Bridge axioms Relate the region occupied by chunk C, to the position of its molecules. ∀ m,c Chunk(c) ^ Holds(t, m ∊ # c) ⇒ Holds(Center(m) ∊ # Place(c)). ∀ x,c Chunk(c) ^ Holds(t, x ∊ # Place(c)) ⇒ ∃ m Holds(t, m ∊ # c) ^ Dist(Value(t,Center(m)),x) < SmallDist.
Inherent difficulties of hybrid theory Complexity Consistency? – The dynamic theory combines spatio-temporal constraints on particles, chunks, and density. – Not literally consistency but consistency with an open- ended set of significant scenarios. Hard to prove. – Logical approach: Sound w.r.t. class of models. What class? – Standard math approach: Prove that every well-posed problem has a solution. What is “well-posed’’?

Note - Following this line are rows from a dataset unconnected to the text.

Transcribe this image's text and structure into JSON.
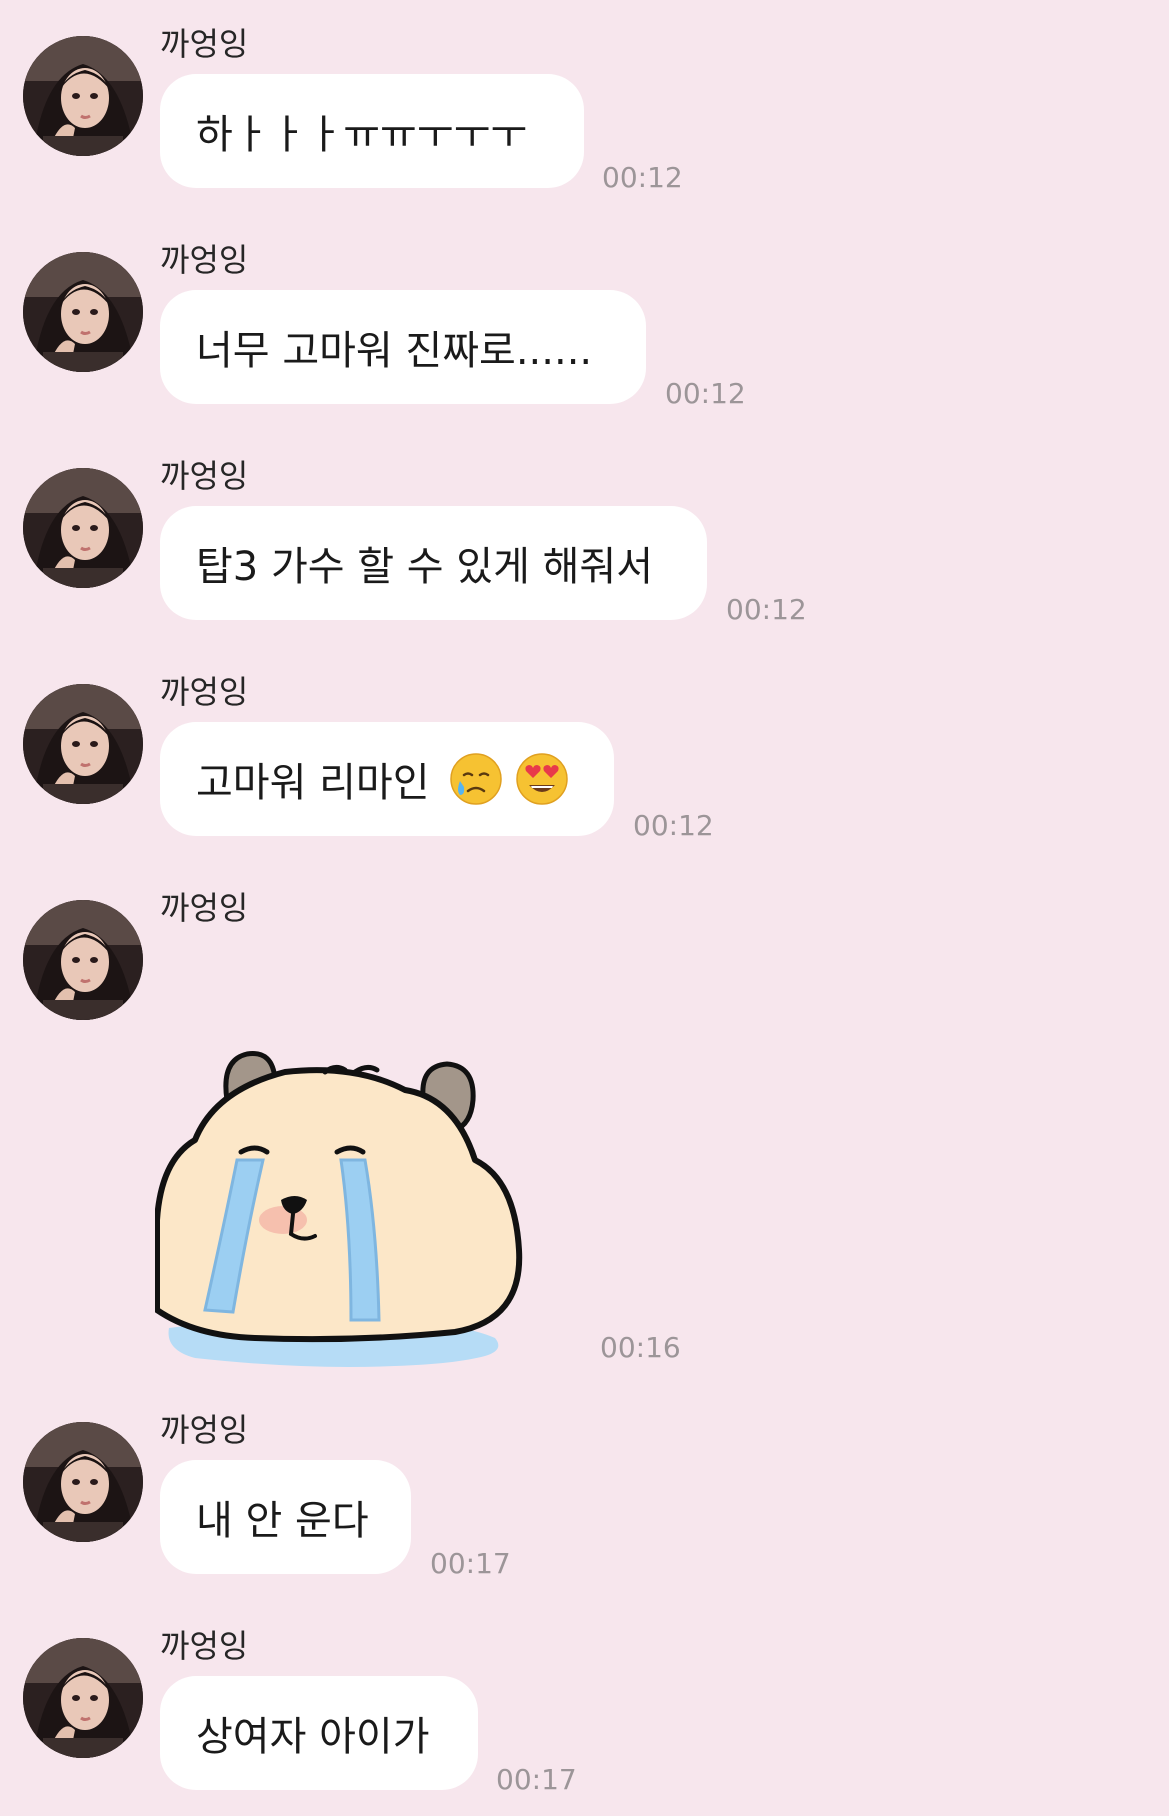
{
  "sender_name": "까엉잉",
  "messages": [
    {
      "type": "text",
      "text": "하ㅏㅏㅏㅠㅠㅜㅜㅜ",
      "time": "00:12"
    },
    {
      "type": "text",
      "text": "너무 고마워 진짜로......",
      "time": "00:12"
    },
    {
      "type": "text",
      "text": "탑3 가수 할 수 있게 해줘서",
      "time": "00:12"
    },
    {
      "type": "text",
      "text": "고마워 리마인",
      "emojis": [
        "face-holding-back-tears-icon",
        "heart-eyes-icon"
      ],
      "time": "00:12"
    },
    {
      "type": "sticker",
      "sticker": "crying-capybara-sticker",
      "time": "00:16"
    },
    {
      "type": "text",
      "text": "내 안 운다",
      "time": "00:17"
    },
    {
      "type": "text",
      "text": "상여자 아이가",
      "time": "00:17"
    }
  ],
  "colors": {
    "background": "#f7e6ed",
    "bubble": "#ffffff",
    "time": "#9c9598",
    "text": "#1a1a1a"
  }
}
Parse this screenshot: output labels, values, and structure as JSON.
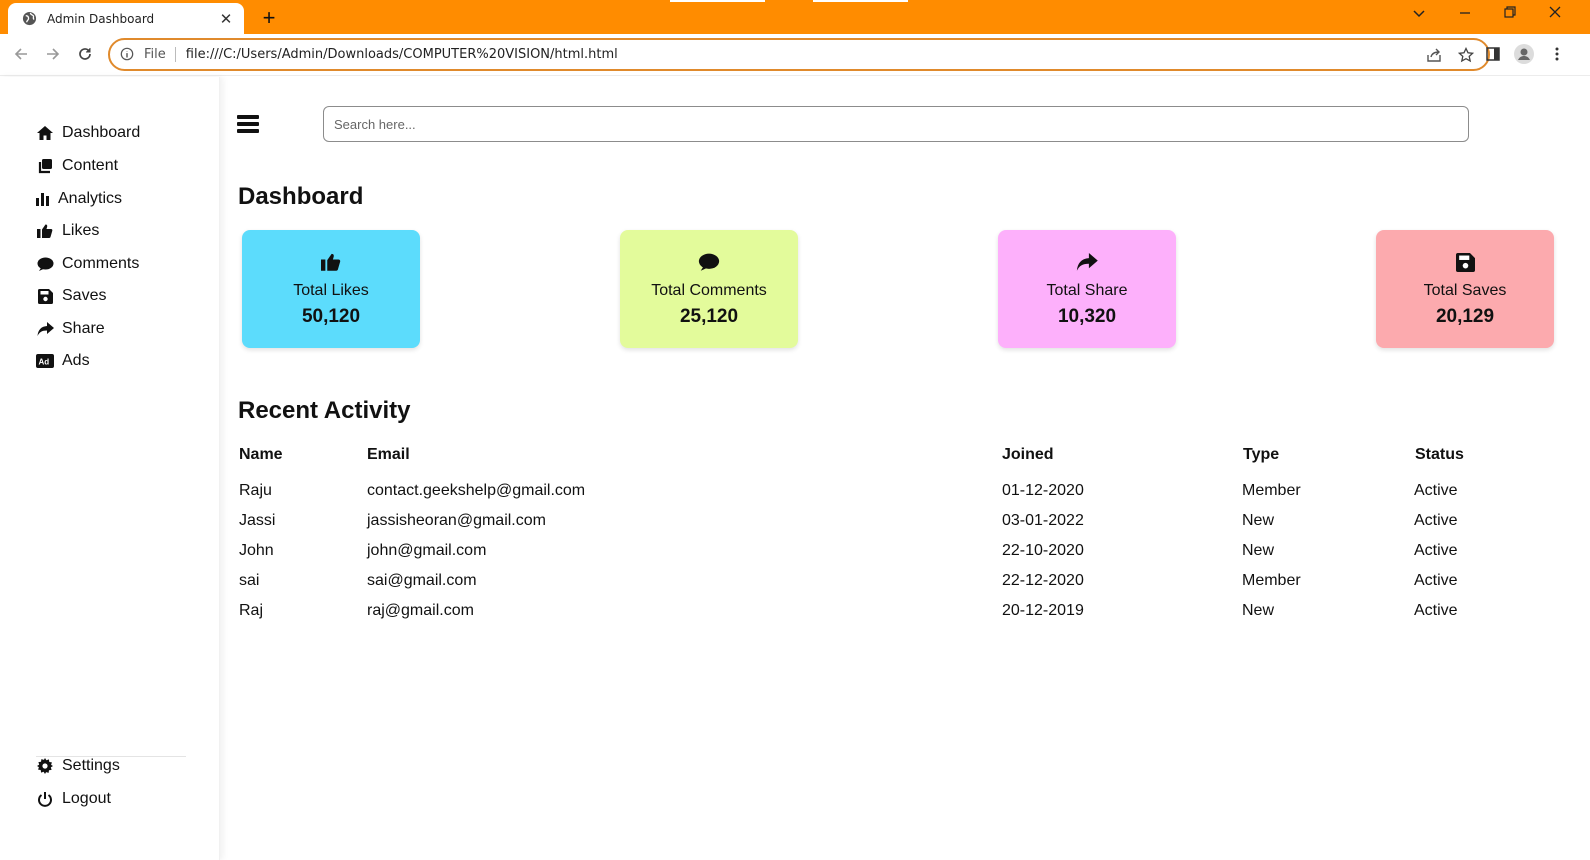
{
  "browser": {
    "tab_title": "Admin Dashboard",
    "tab_close": "✕",
    "new_tab": "+",
    "scheme_label": "File",
    "url": "file:///C:/Users/Admin/Downloads/COMPUTER%20VISION/html.html",
    "accent_color": "#ff8c00"
  },
  "sidebar": {
    "items": [
      {
        "label": "Dashboard",
        "icon": "home-icon"
      },
      {
        "label": "Content",
        "icon": "copy-icon"
      },
      {
        "label": "Analytics",
        "icon": "bar-chart-icon"
      },
      {
        "label": "Likes",
        "icon": "thumbs-up-icon"
      },
      {
        "label": "Comments",
        "icon": "comment-icon"
      },
      {
        "label": "Saves",
        "icon": "floppy-disk-icon"
      },
      {
        "label": "Share",
        "icon": "share-icon"
      },
      {
        "label": "Ads",
        "icon": "ad-icon"
      }
    ],
    "bottom_items": [
      {
        "label": "Settings",
        "icon": "gear-icon"
      },
      {
        "label": "Logout",
        "icon": "power-icon"
      }
    ]
  },
  "header": {
    "search_placeholder": "Search here..."
  },
  "dashboard": {
    "title": "Dashboard",
    "cards": [
      {
        "label": "Total Likes",
        "value": "50,120",
        "icon": "thumbs-up-icon",
        "color": "#5cdcfc"
      },
      {
        "label": "Total Comments",
        "value": "25,120",
        "icon": "comment-icon",
        "color": "#e3fb9b"
      },
      {
        "label": "Total Share",
        "value": "10,320",
        "icon": "share-icon",
        "color": "#fdb0fb"
      },
      {
        "label": "Total Saves",
        "value": "20,129",
        "icon": "floppy-disk-icon",
        "color": "#fcaaae"
      }
    ]
  },
  "activity": {
    "title": "Recent Activity",
    "columns": [
      "Name",
      "Email",
      "Joined",
      "Type",
      "Status"
    ],
    "rows": [
      [
        "Raju",
        "contact.geekshelp@gmail.com",
        "01-12-2020",
        "Member",
        "Active"
      ],
      [
        "Jassi",
        "jassisheoran@gmail.com",
        "03-01-2022",
        "New",
        "Active"
      ],
      [
        "John",
        "john@gmail.com",
        "22-10-2020",
        "New",
        "Active"
      ],
      [
        "sai",
        "sai@gmail.com",
        "22-12-2020",
        "Member",
        "Active"
      ],
      [
        "Raj",
        "raj@gmail.com",
        "20-12-2019",
        "New",
        "Active"
      ]
    ]
  }
}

Conclusion The two best suited theories are the field theory with histories and the hybrid theory. Each has points of substantial difficulty, but the alternatives are way worse.
My Biggest Worries Scalability. Covering all the labs in Chemistry I involves a very wide range of phenomena. Quadratic interactions. Consistency Mechanism. Many chemical reactions involve a complex chemical/physical mechanism (e.g. a candle burning). Can the reactions be represented without specifying the mechanism? Can the theory be proven consistent? Small numbers. Negligible quantities, short periods of time, small distances, are pervasive.
Liquid Dynamics Cupped region Holds(t,CuppedReg(r)) ≡ ∀ p p ∈ Bd(r) ⟹ [[ HoldsST(t,p,Solid) V HoldsST(t,p,Gas)] ^ [HoldsST(t,p,Gas) ⟹ p ∈ TopOf(r)]]
Hybrid theory: Relation of density field to mass of molecules If c is a solid object, a pool of liquid, or a contained body of gas, Value(t,MassOf(c)) = Value(t,Integral(Place(c),DensityAt)). Let r be a region, f a chemical not very diffuse in r, re=Expand(r,SmallDist), rc=Contract(r,SmallDist). Then Integral(rc,DensityOf(f)) ≤ MassOf(ChunkOf(f,r)) ≤ Integral(re,DensityOf(f)).